Jumbos, lend me your pants—or just stash them in the bushes next to West. On Monday, March 14, 2011, the Tufts Daily reported that Tufts University President Larry Bacow had made the decision to discontinue the school’s sanctioning of NQR (what the administration calls Nighttime Quad Reception, but what everyone who’s anyone calls Naked Quad Run). The decision was a complex one, and it is not up to me to question President Bacow’s rationale for canceling the event. The Daily article cited Bacow’s concerns regarding student safety as the impetus for the event’s cancellation, and anyone who was present, either running or spectating, at the last NQR will have a hard time arguing for the run’s safeness.
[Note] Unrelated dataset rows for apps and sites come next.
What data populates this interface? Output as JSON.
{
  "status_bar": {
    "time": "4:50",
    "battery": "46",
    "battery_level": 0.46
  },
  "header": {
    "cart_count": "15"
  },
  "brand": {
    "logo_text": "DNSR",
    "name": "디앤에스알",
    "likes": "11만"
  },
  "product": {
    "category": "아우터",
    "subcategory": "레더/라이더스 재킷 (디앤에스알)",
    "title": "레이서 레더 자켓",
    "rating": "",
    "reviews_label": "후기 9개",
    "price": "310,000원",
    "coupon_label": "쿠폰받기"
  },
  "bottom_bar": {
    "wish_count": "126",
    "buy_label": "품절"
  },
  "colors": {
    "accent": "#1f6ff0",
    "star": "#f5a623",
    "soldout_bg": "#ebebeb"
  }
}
Bacow cited student alcohol abuse as a major concern, and the article also briefly mentioned Spring Fling as another concerning event on the minds of the administration and the Board of Trustees.
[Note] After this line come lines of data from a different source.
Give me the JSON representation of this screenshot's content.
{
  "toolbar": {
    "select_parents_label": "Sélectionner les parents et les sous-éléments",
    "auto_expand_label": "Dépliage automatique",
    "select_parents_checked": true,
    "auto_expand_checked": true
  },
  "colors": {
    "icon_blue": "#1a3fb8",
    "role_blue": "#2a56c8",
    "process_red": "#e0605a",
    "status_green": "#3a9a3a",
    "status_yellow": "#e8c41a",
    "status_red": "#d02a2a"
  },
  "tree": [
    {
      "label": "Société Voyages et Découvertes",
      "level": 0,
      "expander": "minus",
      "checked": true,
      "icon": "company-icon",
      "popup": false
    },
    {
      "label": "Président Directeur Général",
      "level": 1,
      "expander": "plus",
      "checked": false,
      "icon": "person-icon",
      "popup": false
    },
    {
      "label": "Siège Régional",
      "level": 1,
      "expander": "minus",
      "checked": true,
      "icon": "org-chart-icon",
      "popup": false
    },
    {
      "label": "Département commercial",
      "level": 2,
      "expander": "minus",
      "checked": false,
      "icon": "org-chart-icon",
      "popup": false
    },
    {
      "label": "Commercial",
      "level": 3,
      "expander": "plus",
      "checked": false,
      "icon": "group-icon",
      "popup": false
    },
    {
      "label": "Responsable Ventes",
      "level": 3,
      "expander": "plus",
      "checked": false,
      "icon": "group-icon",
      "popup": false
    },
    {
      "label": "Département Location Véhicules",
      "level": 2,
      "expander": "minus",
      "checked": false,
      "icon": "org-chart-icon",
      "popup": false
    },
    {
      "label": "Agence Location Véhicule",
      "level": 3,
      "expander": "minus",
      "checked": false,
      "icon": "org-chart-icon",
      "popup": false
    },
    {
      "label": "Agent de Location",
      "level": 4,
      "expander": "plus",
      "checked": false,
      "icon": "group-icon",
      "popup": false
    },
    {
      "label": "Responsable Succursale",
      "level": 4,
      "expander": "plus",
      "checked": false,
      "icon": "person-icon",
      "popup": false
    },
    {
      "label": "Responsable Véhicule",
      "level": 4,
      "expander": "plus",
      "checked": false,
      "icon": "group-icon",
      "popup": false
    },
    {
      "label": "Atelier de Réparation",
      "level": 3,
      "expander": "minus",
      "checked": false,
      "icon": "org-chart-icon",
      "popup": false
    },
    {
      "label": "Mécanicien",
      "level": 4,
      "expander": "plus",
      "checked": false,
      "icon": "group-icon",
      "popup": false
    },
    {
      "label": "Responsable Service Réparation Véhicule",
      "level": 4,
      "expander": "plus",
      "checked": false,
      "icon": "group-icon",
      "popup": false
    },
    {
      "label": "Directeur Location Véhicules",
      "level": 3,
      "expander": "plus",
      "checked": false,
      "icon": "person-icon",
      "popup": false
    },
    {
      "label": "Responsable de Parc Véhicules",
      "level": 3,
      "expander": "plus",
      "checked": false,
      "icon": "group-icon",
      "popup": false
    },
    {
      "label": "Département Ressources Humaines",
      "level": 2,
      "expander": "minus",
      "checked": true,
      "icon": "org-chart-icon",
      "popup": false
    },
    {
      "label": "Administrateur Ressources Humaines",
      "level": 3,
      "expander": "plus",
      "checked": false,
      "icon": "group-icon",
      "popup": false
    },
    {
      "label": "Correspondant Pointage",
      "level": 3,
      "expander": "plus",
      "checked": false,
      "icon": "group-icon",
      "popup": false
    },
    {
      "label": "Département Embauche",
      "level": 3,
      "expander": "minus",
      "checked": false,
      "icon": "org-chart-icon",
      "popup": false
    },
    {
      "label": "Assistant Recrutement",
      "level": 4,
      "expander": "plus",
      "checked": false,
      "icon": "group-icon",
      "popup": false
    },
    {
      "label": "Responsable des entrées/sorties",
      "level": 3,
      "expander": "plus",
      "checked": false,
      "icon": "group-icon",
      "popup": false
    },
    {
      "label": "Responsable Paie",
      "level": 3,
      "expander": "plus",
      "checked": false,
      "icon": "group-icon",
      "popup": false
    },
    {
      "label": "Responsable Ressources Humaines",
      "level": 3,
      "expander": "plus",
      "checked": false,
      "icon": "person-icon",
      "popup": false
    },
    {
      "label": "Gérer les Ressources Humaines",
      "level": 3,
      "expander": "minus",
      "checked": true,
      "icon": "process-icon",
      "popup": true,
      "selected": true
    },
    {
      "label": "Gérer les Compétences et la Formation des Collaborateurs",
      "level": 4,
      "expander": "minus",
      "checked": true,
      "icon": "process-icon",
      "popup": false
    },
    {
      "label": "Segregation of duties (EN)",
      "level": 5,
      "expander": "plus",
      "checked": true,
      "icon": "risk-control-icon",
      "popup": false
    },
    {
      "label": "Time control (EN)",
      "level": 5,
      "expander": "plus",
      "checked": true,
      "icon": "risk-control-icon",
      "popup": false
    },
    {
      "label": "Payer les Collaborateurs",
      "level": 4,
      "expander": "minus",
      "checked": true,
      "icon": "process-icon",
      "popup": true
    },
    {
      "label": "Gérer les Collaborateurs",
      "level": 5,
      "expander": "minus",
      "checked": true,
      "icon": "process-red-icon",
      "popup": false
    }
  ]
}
This article, while in agreement with Larry Bacow’s concern for student health and safety, is a call to arms. NQR must not die, because along with it will die students’ power to determine our own fate, to determine for ourselves what is safe; what is responsible; what is ‘fun.’ We must not be preoccupied with feelings of anger or distrust at the school’s decision to cancel what has a become a tradition of exercising freedom (as well as a good source of cardio), a somewhat rare instance of school spirit and a much-needed expulsion of a semester’s worth of stress. Rather, we must continue to fight for NQR’s recurrence—with or without the administration’s approval. I know that the (second) most memorable part of my NQRing experiences has been (after being really cold) the wave of camaraderie and relief that washes over me as I’m running ‘round the Rez quad. It is nights like NQR that we push our impending finals to the back of our minds, truly enjoy one another’s company and celebrate what has been another wonderful semester at Tufts. NQR is catharsis, it is a culmination, a finale.
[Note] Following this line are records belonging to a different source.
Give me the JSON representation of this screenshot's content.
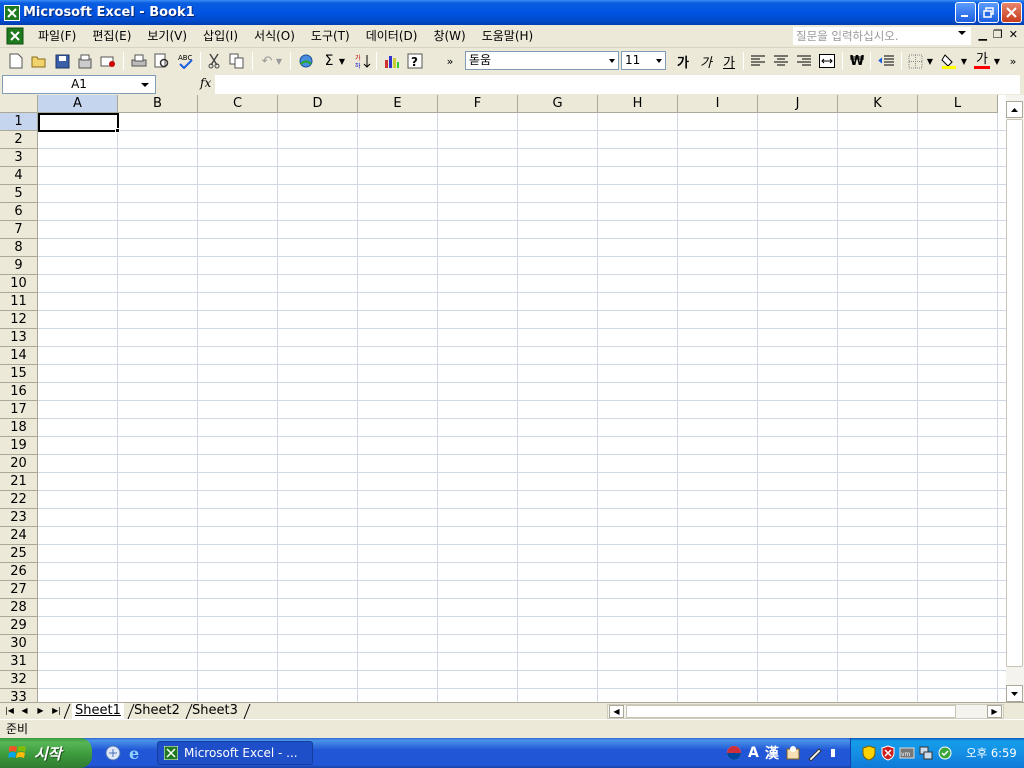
{
  "window": {
    "title": "Microsoft Excel - Book1"
  },
  "menu": {
    "items": [
      "파일(F)",
      "편집(E)",
      "보기(V)",
      "삽입(I)",
      "서식(O)",
      "도구(T)",
      "데이터(D)",
      "창(W)",
      "도움말(H)"
    ],
    "help_placeholder": "질문을 입력하십시오."
  },
  "toolbar": {
    "font_name": "돋움",
    "font_size": "11",
    "bold_label": "가",
    "italic_label": "가",
    "underline_label": "가",
    "font_color_label": "가",
    "sum_label": "Σ",
    "currency_label": "₩"
  },
  "formula_bar": {
    "name_box": "A1",
    "fx_label": "fx",
    "formula": ""
  },
  "sheet": {
    "columns": [
      "A",
      "B",
      "C",
      "D",
      "E",
      "F",
      "G",
      "H",
      "I",
      "J",
      "K",
      "L"
    ],
    "rows": [
      "1",
      "2",
      "3",
      "4",
      "5",
      "6",
      "7",
      "8",
      "9",
      "10",
      "11",
      "12",
      "13",
      "14",
      "15",
      "16",
      "17",
      "18",
      "19",
      "20",
      "21",
      "22",
      "23",
      "24",
      "25",
      "26",
      "27",
      "28",
      "29",
      "30",
      "31",
      "32",
      "33"
    ],
    "selected_cell": "A1"
  },
  "tabs": {
    "sheets": [
      "Sheet1",
      "Sheet2",
      "Sheet3"
    ],
    "active": "Sheet1"
  },
  "status": {
    "text": "준비"
  },
  "taskbar": {
    "start_label": "시작",
    "task_item": "Microsoft Excel - ...",
    "ime_lang": "A",
    "ime_hanja": "漢",
    "clock": "오후 6:59"
  },
  "colors": {
    "titlebar": "#0054e3",
    "selected_header": "#c5d5ee",
    "gridline": "#d0d7e5",
    "excel_green": "#1f7a1f"
  }
}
While I applaud Bacow’s concern for the student body’s general health, I regret the timing and manner of his decision. Though the Daily article mentions that the issue of whether or not to cancel NQR has been discussed for years, the fact the Bacow has chosen this semester, his last at Tufts, to make such a controversial decision seems, to me, to show rare hints of cowardice. One could argue that Bacow has made this choice in order to make things easier for his successor, Anthony Monaco, so that Monaco wouldn’t have to make such an unpopular decision in his first years in office. I, however, would argue that if anything, this decision has put Monaco in a worse situation than before. The last day of classes next winter will inevitably be tension-filled and I think Monaco should have had a chance to deal with the event on his own instead of being forced to face the aftermath of a sudden prohibition by his predecessor.
I would be the first to admit that Larry Bacow is regarded as a Tuftonian hero, a legend, an exception to the typically inaccessible and authoritarian university president. My first thoughts at the announcement of his resignation were of grief and disappointment that I would not get a chance to eat a senior dinner at Gifford house with him or receive his speech at graduation. It pains me to say that the cancellation of NQR shows President Bacow in a different light. Instead of dealing with the safety concerns in a way that enables students to continue a time-honored tradition, he is merely outlawing it and, in essence, walking away.
Fortunately, my last comment is my most hopeful. The administration, the president and the Board of Trustees may have condemned our naked run, but it was never these people who made NQR the wonderful event it is. Though I always appreciate the hot chocolate and doughnuts provided, I can bring my own snacks. The fences and hay bales helped me demarcate the running path, but after two nights of running naked around the quad (and almost two years of walking next to, around, and across it), I think I can manage to properly navigate a rectangle. Finally, while TUPD managed to provide us with obstacles (multi-color ghosts to our naked Pac men and women), I somehow think NQR would go even more smoothly without the requisite police brutality. What I’m saying is this: Never Quit Running. NQR is about us. It’s about throwing our academic and personal issues—and clothing—to the wind in a maenadic ritual and running freely, if only for one night, before sinking back to the drudgery of finals. I’m saying run with me next winter. Clothing optional, responsibility mandatory: prove to the administration that NQR can be safe and incident free. Bring your friends, your friends’ friends, your professor if you want. Don’t bring townies—it’s always weird. We’ll run with or without the administration’s help or approval in a statement that says: we respect your authority but this is about us; about our expression. We can do this alone. We will Never Quit Running.